When you copy the data, keep every line exactly as written and skip the pictures.

Stored data
# # #
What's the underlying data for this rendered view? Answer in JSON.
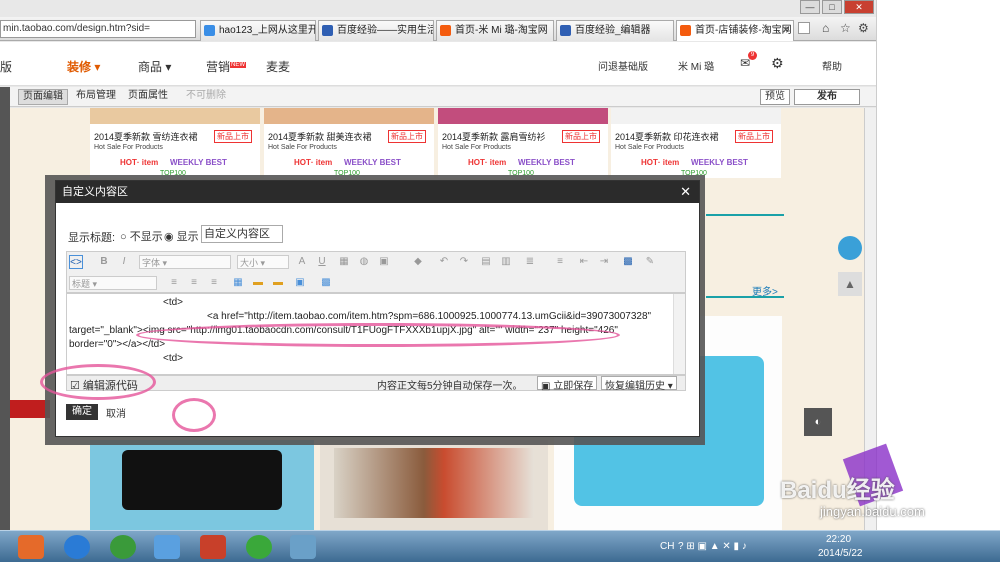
{
  "browser": {
    "url": "min.taobao.com/design.htm?sid=",
    "tabs": [
      {
        "label": "hao123_上网从这里开始"
      },
      {
        "label": "百度经验——实用生活..."
      },
      {
        "label": "首页-米 Mi 璐-淘宝网"
      },
      {
        "label": "百度经验_编辑器"
      },
      {
        "label": "首页-店铺装修-淘宝网"
      }
    ]
  },
  "topnav": {
    "left_cut": "版",
    "decorate": "装修",
    "goods": "商品",
    "marketing": "营销",
    "marketing_badge": "NEW",
    "maimai": "麦麦",
    "back_basic": "问退基础版",
    "user": "米 Mi 璐",
    "msg_count": "9",
    "help": "帮助"
  },
  "toolbar": {
    "page_edit": "页面编辑",
    "layout": "布局管理",
    "page_attr": "页面属性",
    "no_delete": "不可删除",
    "preview": "预览",
    "publish": "发布"
  },
  "products": [
    {
      "title": "2014夏季新款 雪纺连衣裙",
      "sub": "Hot Sale For Products",
      "hot": "HOT· item",
      "best": "WEEKLY BEST",
      "top": "TOP100",
      "new": "新品上市"
    },
    {
      "title": "2014夏季新款 甜美连衣裙",
      "sub": "Hot Sale For Products",
      "hot": "HOT· item",
      "best": "WEEKLY BEST",
      "top": "TOP100",
      "new": "新品上市"
    },
    {
      "title": "2014夏季新款 露肩雪纺衫",
      "sub": "Hot Sale For Products",
      "hot": "HOT· item",
      "best": "WEEKLY BEST",
      "top": "TOP100",
      "new": "新品上市"
    },
    {
      "title": "2014夏季新款 印花连衣裙",
      "sub": "Hot Sale For Products",
      "hot": "HOT· item",
      "best": "WEEKLY BEST",
      "top": "TOP100",
      "new": "新品上市"
    }
  ],
  "more": "更多>",
  "modal": {
    "title": "自定义内容区",
    "show_title_label": "显示标题:",
    "hide_option": "不显示",
    "show_option": "显示",
    "title_value": "自定义内容区",
    "font_select": "字体",
    "size_select": "大小",
    "heading_select": "标题",
    "code_lines": [
      "<td>",
      "<a href=\"http://item.taobao.com/item.htm?spm=686.1000925.1000774.13.umGcii&id=39073007328\"",
      "target=\"_blank\"><img src=\"http://img01.taobaocdn.com/consult/T1FUogFTFXXXb1upjX.jpg\" alt=\"\" width=\"237\" height=\"426\"",
      "border=\"0\"></a></td>",
      "<td>"
    ],
    "edit_source": "编辑源代码",
    "autosave_note": "内容正文每5分钟自动保存一次。",
    "save_now": "立即保存",
    "restore_history": "恢复编辑历史",
    "confirm": "确定",
    "cancel": "取消"
  },
  "taskbar": {
    "lang": "CH",
    "time": "22:20",
    "date": "2014/5/22"
  },
  "watermark": "Baidu经验",
  "watermark_url": "jingyan.baidu.com"
}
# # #
TASK RESPONSE:
What's the underlying data for this rendered view? Answer in JSON.
{
  "browser": {
    "url": "min.taobao.com/design.htm?sid=",
    "tabs": [
      {
        "label": "hao123_上网从这里开始"
      },
      {
        "label": "百度经验——实用生活..."
      },
      {
        "label": "首页-米 Mi 璐-淘宝网"
      },
      {
        "label": "百度经验_编辑器"
      },
      {
        "label": "首页-店铺装修-淘宝网"
      }
    ]
  },
  "topnav": {
    "left_cut": "版",
    "decorate": "装修",
    "goods": "商品",
    "marketing": "营销",
    "marketing_badge": "NEW",
    "maimai": "麦麦",
    "back_basic": "问退基础版",
    "user": "米 Mi 璐",
    "msg_count": "9",
    "help": "帮助"
  },
  "toolbar": {
    "page_edit": "页面编辑",
    "layout": "布局管理",
    "page_attr": "页面属性",
    "no_delete": "不可删除",
    "preview": "预览",
    "publish": "发布"
  },
  "products": [
    {
      "title": "2014夏季新款 雪纺连衣裙",
      "sub": "Hot Sale For Products",
      "hot": "HOT· item",
      "best": "WEEKLY BEST",
      "top": "TOP100",
      "new": "新品上市"
    },
    {
      "title": "2014夏季新款 甜美连衣裙",
      "sub": "Hot Sale For Products",
      "hot": "HOT· item",
      "best": "WEEKLY BEST",
      "top": "TOP100",
      "new": "新品上市"
    },
    {
      "title": "2014夏季新款 露肩雪纺衫",
      "sub": "Hot Sale For Products",
      "hot": "HOT· item",
      "best": "WEEKLY BEST",
      "top": "TOP100",
      "new": "新品上市"
    },
    {
      "title": "2014夏季新款 印花连衣裙",
      "sub": "Hot Sale For Products",
      "hot": "HOT· item",
      "best": "WEEKLY BEST",
      "top": "TOP100",
      "new": "新品上市"
    }
  ],
  "more": "更多>",
  "modal": {
    "title": "自定义内容区",
    "show_title_label": "显示标题:",
    "hide_option": "不显示",
    "show_option": "显示",
    "title_value": "自定义内容区",
    "font_select": "字体",
    "size_select": "大小",
    "heading_select": "标题",
    "code_lines": [
      "<td>",
      "<a href=\"http://item.taobao.com/item.htm?spm=686.1000925.1000774.13.umGcii&id=39073007328\"",
      "target=\"_blank\"><img src=\"http://img01.taobaocdn.com/consult/T1FUogFTFXXXb1upjX.jpg\" alt=\"\" width=\"237\" height=\"426\"",
      "border=\"0\"></a></td>",
      "<td>"
    ],
    "edit_source": "编辑源代码",
    "autosave_note": "内容正文每5分钟自动保存一次。",
    "save_now": "立即保存",
    "restore_history": "恢复编辑历史",
    "confirm": "确定",
    "cancel": "取消"
  },
  "taskbar": {
    "lang": "CH",
    "time": "22:20",
    "date": "2014/5/22"
  },
  "watermark": "Baidu经验",
  "watermark_url": "jingyan.baidu.com"
}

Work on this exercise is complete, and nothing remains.